↓↓↓
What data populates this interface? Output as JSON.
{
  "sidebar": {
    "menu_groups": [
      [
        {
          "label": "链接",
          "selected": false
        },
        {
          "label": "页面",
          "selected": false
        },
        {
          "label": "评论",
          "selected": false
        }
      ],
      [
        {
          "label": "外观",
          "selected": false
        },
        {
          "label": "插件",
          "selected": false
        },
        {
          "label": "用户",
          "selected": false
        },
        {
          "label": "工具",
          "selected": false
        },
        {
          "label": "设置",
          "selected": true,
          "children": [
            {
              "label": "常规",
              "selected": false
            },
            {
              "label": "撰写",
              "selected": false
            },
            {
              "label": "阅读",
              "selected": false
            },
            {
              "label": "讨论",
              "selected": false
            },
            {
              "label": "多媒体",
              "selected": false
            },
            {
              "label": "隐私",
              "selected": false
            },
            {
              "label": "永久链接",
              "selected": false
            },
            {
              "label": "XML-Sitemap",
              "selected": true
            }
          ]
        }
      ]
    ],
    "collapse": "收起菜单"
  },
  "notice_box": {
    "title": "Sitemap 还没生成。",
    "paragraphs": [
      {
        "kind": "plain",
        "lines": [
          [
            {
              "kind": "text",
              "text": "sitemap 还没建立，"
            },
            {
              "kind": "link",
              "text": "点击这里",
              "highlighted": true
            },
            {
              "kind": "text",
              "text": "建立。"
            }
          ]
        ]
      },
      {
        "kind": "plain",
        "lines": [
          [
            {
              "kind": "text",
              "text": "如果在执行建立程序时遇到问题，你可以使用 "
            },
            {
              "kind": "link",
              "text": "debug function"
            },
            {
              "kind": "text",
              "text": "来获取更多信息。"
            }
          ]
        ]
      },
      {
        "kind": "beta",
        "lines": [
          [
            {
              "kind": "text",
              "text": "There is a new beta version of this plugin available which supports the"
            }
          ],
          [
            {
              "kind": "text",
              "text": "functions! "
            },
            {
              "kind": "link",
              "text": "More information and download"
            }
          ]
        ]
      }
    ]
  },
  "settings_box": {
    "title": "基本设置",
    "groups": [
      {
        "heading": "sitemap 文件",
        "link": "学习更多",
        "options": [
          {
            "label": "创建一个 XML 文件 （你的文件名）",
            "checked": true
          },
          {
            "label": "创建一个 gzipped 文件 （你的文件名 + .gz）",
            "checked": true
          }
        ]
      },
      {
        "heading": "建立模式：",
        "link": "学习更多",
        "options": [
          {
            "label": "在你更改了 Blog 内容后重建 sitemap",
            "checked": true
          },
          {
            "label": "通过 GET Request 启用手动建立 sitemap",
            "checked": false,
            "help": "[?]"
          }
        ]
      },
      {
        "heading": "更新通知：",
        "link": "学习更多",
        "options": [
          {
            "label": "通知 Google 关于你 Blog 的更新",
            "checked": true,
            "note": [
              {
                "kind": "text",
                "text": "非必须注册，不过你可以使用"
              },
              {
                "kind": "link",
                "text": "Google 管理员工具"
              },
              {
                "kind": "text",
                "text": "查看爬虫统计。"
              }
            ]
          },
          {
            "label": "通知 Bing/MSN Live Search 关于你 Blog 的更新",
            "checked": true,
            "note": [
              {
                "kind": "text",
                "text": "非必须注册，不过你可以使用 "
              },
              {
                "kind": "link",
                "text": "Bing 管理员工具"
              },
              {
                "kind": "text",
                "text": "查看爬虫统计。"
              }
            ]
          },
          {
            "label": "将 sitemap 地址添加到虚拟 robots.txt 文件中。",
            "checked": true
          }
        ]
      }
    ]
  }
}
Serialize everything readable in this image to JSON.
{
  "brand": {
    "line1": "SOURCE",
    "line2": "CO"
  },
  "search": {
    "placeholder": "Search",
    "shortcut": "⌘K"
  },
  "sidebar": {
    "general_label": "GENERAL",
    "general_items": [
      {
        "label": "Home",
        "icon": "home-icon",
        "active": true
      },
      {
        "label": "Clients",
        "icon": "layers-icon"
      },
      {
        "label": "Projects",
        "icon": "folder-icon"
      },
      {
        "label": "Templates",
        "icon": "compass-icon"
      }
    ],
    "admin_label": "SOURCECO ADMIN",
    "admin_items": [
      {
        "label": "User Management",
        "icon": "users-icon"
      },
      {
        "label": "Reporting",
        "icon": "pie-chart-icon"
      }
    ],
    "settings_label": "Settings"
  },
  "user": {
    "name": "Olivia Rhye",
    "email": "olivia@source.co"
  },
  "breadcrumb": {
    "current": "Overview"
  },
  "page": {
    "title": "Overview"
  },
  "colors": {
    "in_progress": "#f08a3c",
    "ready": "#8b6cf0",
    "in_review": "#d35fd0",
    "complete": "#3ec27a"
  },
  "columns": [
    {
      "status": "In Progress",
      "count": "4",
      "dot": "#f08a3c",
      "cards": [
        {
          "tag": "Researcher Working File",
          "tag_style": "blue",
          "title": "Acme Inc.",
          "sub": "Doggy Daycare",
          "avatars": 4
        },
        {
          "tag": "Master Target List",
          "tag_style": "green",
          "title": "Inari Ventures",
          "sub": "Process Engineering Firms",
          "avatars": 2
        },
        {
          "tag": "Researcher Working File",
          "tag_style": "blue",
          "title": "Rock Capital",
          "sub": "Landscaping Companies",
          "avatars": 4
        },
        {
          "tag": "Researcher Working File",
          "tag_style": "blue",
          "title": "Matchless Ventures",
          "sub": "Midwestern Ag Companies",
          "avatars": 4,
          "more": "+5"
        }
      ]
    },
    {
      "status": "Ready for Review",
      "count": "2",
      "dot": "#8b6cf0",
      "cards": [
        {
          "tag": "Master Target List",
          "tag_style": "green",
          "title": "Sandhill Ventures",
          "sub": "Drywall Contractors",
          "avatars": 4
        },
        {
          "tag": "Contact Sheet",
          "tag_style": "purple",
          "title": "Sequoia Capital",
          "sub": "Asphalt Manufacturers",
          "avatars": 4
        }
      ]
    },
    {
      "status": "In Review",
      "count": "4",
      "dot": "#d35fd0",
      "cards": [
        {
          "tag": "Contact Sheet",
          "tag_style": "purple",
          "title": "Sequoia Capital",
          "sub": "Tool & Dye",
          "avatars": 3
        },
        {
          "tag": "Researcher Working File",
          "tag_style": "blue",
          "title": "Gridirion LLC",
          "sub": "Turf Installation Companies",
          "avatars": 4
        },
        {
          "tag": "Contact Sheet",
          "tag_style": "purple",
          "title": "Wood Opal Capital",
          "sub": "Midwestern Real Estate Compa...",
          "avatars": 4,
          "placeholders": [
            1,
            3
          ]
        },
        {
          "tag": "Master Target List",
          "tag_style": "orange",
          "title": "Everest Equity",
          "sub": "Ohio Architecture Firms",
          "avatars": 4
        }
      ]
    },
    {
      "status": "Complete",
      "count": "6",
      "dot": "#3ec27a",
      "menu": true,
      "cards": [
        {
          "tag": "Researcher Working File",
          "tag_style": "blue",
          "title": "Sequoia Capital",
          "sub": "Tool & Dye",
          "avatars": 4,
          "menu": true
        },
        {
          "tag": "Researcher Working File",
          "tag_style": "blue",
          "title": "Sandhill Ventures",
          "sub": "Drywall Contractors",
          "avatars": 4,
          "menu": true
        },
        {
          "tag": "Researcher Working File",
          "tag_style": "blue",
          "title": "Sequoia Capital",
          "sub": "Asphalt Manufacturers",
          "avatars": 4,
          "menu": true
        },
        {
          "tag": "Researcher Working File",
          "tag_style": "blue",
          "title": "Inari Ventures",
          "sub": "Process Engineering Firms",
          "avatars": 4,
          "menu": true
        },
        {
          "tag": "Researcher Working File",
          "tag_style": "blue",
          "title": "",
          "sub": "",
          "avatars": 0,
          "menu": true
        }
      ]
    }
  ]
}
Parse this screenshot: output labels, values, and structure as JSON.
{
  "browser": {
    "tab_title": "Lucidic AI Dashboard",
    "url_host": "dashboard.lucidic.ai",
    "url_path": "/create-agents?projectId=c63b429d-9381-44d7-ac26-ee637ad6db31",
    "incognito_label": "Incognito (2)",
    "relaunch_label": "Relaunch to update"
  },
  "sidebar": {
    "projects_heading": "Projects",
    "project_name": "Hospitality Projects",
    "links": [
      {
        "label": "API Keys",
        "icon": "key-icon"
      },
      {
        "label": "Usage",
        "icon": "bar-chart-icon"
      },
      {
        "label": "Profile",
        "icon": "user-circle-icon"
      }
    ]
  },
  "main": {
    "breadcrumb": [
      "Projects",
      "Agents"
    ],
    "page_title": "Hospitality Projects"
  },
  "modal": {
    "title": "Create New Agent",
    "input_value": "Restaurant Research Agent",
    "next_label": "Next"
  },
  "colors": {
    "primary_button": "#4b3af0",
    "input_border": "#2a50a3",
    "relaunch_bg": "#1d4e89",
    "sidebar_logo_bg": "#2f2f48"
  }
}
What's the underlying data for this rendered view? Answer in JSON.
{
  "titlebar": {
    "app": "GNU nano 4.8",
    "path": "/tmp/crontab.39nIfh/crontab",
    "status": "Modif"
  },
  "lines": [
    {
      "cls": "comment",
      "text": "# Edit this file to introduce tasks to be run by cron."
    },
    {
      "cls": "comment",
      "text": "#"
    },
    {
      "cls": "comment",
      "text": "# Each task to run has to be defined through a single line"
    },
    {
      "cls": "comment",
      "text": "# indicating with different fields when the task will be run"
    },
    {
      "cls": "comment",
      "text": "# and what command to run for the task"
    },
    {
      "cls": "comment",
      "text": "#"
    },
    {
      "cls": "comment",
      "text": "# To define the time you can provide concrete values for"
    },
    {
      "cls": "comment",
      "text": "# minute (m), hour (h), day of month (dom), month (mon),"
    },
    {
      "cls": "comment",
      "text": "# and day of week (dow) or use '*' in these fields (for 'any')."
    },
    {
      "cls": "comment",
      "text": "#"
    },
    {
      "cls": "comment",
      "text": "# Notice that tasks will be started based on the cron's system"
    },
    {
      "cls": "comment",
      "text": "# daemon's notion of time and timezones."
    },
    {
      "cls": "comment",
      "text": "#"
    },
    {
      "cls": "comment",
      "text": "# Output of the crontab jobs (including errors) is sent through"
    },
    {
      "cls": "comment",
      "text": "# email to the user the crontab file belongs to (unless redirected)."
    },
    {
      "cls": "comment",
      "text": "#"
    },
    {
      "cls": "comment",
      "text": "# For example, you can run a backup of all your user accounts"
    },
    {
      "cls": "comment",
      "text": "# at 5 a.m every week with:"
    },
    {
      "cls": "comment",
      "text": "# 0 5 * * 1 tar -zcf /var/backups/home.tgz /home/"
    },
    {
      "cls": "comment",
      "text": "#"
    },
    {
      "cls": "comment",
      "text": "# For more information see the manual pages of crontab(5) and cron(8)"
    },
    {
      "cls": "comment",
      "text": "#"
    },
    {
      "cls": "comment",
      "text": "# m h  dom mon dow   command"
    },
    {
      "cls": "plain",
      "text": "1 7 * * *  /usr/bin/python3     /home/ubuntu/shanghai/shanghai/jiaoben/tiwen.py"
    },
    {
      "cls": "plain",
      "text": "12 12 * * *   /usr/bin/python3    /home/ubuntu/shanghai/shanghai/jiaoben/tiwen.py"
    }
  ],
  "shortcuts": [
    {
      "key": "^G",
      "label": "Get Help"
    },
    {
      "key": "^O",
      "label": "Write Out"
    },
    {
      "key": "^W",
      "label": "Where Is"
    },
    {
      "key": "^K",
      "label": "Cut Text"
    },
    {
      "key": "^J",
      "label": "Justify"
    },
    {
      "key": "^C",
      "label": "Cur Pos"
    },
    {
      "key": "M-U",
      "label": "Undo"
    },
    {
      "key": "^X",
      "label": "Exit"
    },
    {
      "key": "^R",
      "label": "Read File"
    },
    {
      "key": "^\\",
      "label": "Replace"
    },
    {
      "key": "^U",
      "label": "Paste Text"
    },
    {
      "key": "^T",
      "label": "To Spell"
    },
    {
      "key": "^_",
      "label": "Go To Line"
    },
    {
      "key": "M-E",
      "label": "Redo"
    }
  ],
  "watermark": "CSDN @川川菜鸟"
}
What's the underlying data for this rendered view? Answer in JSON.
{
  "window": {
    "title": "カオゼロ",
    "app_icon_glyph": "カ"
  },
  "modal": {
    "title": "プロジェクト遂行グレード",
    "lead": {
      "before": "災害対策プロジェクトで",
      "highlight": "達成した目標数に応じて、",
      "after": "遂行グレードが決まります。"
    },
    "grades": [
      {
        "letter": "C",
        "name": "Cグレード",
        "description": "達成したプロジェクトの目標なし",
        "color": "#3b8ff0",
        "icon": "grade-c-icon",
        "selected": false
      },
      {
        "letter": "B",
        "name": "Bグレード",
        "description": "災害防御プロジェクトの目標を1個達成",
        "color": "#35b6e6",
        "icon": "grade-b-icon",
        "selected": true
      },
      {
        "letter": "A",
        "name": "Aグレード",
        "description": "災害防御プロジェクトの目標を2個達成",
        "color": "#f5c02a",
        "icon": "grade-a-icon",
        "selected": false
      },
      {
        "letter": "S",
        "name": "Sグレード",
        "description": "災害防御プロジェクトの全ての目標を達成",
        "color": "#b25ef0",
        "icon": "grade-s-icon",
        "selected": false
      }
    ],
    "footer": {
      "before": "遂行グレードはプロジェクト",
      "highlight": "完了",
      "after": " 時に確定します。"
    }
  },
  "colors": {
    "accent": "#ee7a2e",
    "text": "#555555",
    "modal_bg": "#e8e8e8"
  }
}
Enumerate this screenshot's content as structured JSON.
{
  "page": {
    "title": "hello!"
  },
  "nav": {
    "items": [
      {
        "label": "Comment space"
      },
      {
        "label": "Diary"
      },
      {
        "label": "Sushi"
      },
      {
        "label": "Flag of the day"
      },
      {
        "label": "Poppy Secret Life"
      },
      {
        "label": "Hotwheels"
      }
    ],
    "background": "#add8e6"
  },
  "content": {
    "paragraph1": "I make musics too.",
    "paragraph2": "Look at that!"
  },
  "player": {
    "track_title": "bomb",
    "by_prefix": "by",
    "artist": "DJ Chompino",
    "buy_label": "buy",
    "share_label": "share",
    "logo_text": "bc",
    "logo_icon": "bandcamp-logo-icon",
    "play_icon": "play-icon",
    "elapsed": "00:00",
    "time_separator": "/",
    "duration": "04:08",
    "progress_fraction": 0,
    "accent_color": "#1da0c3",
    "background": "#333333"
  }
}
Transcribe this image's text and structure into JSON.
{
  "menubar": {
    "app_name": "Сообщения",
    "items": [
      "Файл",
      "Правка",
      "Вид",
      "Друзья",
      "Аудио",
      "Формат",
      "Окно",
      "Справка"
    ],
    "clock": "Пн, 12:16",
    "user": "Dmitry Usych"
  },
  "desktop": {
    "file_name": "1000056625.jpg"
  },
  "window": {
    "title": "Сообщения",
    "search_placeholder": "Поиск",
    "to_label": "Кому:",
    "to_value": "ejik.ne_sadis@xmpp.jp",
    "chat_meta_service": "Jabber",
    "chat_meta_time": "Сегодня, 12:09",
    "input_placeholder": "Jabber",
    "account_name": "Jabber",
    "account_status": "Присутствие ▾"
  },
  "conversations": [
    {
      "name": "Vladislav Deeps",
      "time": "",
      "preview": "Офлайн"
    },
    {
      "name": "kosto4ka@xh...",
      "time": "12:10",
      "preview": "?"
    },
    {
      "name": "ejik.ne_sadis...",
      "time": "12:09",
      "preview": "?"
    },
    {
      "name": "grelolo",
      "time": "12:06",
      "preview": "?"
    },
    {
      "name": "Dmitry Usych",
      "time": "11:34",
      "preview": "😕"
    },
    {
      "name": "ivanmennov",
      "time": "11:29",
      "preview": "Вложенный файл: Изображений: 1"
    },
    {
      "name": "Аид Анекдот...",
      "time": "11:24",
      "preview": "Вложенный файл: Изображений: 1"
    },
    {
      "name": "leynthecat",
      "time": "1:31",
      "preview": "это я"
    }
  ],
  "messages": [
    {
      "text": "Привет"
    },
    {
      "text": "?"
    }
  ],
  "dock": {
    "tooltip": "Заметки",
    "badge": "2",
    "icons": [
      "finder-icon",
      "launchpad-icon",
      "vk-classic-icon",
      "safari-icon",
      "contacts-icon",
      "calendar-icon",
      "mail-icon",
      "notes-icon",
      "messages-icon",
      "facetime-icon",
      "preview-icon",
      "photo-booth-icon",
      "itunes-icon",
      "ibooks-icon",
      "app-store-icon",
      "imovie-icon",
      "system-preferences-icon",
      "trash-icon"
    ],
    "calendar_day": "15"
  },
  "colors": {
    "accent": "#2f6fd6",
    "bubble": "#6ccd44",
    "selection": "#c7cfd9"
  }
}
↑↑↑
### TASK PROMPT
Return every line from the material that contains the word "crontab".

### RESULT FOR THIS TASK
    "path": "/tmp/crontab.39nIfh/crontab",
      "text": "# Output of the crontab jobs (including errors) is sent through"
      "text": "# email to the user the crontab file belongs to (unless redirected)."
      "text": "# For more information see the manual pages of crontab(5) and cron(8)"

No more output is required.